[Records from a dataset]

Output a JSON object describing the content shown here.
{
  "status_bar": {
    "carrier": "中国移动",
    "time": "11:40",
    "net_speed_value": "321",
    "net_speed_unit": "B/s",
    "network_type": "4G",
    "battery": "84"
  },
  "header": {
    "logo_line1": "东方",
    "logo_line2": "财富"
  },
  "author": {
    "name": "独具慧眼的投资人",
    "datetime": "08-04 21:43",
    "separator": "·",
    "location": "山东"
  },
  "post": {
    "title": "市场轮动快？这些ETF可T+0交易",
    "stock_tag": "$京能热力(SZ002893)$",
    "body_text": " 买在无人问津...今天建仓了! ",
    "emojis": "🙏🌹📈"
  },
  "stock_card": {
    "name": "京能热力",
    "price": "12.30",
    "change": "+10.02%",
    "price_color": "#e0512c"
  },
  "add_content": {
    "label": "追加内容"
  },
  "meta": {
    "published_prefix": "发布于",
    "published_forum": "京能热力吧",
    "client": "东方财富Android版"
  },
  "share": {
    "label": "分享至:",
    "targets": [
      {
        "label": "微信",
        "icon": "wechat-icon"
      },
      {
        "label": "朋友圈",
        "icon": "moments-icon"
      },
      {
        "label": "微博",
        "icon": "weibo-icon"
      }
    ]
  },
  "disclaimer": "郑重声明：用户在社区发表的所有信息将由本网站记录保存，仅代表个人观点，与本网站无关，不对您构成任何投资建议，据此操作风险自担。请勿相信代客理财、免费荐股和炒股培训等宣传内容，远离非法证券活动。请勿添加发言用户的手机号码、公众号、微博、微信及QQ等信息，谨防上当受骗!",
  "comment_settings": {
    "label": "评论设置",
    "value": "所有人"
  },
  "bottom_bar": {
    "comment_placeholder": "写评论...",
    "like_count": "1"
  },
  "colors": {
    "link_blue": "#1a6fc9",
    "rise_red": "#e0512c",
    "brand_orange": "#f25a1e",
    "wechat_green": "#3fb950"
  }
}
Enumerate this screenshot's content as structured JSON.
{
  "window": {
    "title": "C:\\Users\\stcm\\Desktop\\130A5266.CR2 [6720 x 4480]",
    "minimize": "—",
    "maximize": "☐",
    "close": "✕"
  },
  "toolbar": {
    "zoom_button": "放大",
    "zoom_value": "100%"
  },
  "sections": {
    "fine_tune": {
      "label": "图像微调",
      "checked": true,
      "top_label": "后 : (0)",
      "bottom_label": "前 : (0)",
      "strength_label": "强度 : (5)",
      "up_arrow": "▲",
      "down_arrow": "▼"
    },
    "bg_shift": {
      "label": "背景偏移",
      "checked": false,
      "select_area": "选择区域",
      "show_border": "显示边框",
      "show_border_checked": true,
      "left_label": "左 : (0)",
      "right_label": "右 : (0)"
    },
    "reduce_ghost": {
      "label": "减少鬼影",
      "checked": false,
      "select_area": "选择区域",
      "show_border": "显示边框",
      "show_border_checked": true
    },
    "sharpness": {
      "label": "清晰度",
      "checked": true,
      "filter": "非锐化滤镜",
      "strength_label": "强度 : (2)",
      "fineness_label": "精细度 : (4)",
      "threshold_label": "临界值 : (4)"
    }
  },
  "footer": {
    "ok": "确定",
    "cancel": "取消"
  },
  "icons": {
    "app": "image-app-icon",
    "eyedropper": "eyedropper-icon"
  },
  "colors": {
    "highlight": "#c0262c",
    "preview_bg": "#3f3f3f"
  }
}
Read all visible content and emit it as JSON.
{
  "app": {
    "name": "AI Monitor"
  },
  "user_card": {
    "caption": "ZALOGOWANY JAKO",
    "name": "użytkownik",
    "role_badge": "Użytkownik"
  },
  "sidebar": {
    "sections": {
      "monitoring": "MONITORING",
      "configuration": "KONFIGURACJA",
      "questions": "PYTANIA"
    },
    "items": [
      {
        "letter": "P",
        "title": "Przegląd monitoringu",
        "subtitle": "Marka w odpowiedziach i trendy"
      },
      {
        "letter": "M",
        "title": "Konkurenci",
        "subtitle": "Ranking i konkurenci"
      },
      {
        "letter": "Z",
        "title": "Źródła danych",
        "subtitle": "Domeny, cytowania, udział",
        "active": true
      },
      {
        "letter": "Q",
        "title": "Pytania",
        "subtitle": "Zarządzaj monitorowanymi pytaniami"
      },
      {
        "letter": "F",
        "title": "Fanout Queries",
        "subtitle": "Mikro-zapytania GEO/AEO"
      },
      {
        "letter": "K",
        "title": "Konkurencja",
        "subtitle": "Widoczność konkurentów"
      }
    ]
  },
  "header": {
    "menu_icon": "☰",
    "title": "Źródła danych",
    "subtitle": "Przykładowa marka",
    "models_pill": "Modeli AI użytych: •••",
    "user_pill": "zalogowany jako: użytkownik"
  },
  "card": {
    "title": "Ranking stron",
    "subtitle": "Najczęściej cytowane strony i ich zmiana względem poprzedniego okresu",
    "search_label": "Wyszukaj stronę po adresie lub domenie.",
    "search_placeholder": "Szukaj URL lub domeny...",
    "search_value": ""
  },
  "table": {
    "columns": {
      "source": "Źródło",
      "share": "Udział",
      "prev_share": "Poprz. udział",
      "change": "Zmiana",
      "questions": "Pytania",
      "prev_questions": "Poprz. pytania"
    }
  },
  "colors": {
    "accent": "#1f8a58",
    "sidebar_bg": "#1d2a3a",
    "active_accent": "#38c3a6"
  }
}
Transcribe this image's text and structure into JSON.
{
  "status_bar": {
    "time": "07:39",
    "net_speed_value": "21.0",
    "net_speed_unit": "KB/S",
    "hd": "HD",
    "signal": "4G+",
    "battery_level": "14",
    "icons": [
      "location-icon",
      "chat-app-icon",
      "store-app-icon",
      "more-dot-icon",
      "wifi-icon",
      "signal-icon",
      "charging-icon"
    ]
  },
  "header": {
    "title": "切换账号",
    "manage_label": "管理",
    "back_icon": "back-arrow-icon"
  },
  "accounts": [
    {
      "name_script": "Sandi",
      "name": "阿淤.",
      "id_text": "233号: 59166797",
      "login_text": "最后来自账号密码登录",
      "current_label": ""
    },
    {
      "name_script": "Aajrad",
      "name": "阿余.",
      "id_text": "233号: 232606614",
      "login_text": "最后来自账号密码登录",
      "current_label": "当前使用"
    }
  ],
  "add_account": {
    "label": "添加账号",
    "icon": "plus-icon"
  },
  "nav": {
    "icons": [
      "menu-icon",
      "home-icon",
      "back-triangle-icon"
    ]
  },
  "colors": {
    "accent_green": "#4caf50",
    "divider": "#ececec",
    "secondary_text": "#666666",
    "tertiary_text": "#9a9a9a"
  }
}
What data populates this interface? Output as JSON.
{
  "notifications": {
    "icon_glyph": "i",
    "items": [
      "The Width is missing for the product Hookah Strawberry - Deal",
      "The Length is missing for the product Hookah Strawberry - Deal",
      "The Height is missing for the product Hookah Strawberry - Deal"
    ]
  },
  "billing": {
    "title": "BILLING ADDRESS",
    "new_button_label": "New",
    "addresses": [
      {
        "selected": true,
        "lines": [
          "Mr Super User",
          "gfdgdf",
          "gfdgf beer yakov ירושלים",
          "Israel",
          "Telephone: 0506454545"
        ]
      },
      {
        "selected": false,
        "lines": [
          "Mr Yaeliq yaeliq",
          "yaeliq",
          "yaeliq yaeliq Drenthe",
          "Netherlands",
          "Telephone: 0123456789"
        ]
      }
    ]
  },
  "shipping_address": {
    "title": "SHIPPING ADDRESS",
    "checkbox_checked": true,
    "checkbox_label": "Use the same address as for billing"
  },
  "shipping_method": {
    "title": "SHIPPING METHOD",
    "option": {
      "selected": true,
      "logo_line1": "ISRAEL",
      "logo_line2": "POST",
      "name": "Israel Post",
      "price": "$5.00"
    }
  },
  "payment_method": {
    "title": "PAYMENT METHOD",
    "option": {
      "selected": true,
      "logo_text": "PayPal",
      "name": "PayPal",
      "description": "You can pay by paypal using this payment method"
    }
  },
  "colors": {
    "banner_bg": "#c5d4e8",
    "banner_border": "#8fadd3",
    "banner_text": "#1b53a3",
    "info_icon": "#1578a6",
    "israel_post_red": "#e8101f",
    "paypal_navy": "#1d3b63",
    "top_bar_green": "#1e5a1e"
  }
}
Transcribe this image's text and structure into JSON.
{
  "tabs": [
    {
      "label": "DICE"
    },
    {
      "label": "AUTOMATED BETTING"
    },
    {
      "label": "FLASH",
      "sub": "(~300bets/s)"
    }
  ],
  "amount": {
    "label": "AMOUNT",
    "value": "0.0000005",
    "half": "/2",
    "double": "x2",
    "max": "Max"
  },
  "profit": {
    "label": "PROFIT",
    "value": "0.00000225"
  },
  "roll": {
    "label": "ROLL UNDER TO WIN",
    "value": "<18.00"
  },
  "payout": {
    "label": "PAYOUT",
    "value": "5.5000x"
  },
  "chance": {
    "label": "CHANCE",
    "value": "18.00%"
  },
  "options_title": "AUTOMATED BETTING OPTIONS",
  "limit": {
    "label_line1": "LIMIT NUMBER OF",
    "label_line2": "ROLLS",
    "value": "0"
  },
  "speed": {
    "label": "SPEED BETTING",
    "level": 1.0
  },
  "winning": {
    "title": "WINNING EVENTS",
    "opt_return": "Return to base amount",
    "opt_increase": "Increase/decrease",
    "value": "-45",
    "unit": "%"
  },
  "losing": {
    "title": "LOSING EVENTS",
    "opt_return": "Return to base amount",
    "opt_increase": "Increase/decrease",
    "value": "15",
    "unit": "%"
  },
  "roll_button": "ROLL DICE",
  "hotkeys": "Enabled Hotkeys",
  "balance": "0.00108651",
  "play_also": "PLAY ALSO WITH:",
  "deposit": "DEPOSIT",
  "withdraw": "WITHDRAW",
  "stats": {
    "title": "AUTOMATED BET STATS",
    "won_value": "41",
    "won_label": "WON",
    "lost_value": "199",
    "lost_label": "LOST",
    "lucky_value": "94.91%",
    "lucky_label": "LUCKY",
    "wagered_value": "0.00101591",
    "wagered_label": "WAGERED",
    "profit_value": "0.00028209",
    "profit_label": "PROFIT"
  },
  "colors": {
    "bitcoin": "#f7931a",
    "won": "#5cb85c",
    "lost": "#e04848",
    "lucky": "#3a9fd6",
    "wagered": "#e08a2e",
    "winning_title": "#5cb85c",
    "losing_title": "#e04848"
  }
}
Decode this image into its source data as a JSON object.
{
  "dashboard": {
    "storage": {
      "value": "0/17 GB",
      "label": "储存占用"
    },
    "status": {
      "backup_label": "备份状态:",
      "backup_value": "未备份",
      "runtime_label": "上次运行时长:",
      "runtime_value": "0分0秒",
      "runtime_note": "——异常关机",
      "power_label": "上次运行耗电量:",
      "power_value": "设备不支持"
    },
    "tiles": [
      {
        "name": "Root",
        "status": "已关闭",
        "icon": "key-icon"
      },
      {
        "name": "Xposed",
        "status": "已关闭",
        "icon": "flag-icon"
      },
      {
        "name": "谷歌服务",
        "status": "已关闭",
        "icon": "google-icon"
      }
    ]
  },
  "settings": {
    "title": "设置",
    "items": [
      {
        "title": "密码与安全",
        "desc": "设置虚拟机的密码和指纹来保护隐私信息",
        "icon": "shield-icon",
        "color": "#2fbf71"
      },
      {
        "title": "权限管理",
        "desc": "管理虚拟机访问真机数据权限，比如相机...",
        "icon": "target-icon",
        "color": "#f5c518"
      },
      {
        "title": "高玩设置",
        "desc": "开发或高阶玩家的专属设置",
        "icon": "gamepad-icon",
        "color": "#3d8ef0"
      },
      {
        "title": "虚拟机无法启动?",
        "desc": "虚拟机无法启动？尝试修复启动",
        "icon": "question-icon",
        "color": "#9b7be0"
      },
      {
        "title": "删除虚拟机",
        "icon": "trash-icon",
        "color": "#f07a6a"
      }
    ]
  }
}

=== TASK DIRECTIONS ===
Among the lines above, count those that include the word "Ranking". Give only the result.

=== PROBLEM SOLUTION ===
2